Green bio-pharmaceutical company Global Green, Inc. has agreed with scientific studies that find that Salmonella is possible to eradicate and is not naturally occurring.
Salmogenics, the company’s patented Salmonella vaccine for poultry, is injected into the egg, before the chick is hatched, improving the immune system, health and welfare of the chicken.
This protects the chick from Salmonella as it breaks out of the egg’s shell, cost-effectively providing a healthier source of protein for humans.
“Salmogenics injected into laying hens can produce eggs that are less contaminated. As the eggs hatch, new generations of chicken will have less contamination,” says Dr. Mehran Ghazvini, chairman and CEO.
“As we work towards future generations of chickens, we could produce not only Salmonella-free eggs but also salmonella-free chickens.”
“Salmogenics would have an essential role in this process which would necessarily have to include better feeding, probiotics with increased sanitation and a cleaner environment in chicken farms to produce eggs that are less contaminated with Salmonella.”
Tests conducted through third parties have found that Salmogenics has been shown to significantly reduce Salmonella in the egg.
Ongoing tests will be conducted to determine the efficacy of reducing Salmonella in egg-laying hens.
According to the 1978-1981 study by B.S. Pomeroy at the University of Minnesota referenced by Food Safety News, researchers grew Salmonella-free turkeys primarily by selecting Salmonella-free hatchlings, feeding Salmonella-free feed and isolating the flock.
More recently, in their 2012 paper, Doyle and Erickson reviewed the literature on pre-harvest interventions for foodborne animal diseases.
Their review included on-farm management and hygienic practices, feed and water treatments, macronutrient diet formulation, antibiotics and growth-enhancing additives, prebiotics, probiotics, synbiotics, bacteriophages, bacteriocins, immunotherapy, vaccines, breeding and multiple interventions.
“Effective food safety interventions to reduce or control foodborne pathogens are needed throughout the food continuum, from the farm to the end user.

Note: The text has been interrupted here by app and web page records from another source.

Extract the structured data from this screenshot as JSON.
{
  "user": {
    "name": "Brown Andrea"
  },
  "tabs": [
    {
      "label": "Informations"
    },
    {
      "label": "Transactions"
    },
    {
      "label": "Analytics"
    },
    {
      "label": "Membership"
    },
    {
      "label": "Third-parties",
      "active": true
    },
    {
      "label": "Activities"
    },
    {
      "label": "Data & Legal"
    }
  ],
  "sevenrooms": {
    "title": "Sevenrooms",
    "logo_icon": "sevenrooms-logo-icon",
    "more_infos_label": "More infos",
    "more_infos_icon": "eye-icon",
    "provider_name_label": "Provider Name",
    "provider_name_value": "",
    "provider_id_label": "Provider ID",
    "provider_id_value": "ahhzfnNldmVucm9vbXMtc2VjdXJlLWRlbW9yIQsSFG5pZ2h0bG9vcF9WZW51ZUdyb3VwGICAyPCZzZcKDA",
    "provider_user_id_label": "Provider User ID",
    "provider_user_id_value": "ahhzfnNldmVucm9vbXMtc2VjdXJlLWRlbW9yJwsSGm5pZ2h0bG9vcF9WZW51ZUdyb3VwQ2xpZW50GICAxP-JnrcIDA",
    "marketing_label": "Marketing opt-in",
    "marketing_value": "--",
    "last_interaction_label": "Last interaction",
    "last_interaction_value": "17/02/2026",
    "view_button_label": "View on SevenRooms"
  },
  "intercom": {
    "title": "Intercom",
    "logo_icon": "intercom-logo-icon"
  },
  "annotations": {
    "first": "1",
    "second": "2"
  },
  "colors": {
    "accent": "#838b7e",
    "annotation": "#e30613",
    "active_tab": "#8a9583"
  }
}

Combinations of interventions may be needed throughout the food continuum to provide continuous reduction in pathogen contamination and ultimately the incidence of foodborne illnesses,” the review concluded.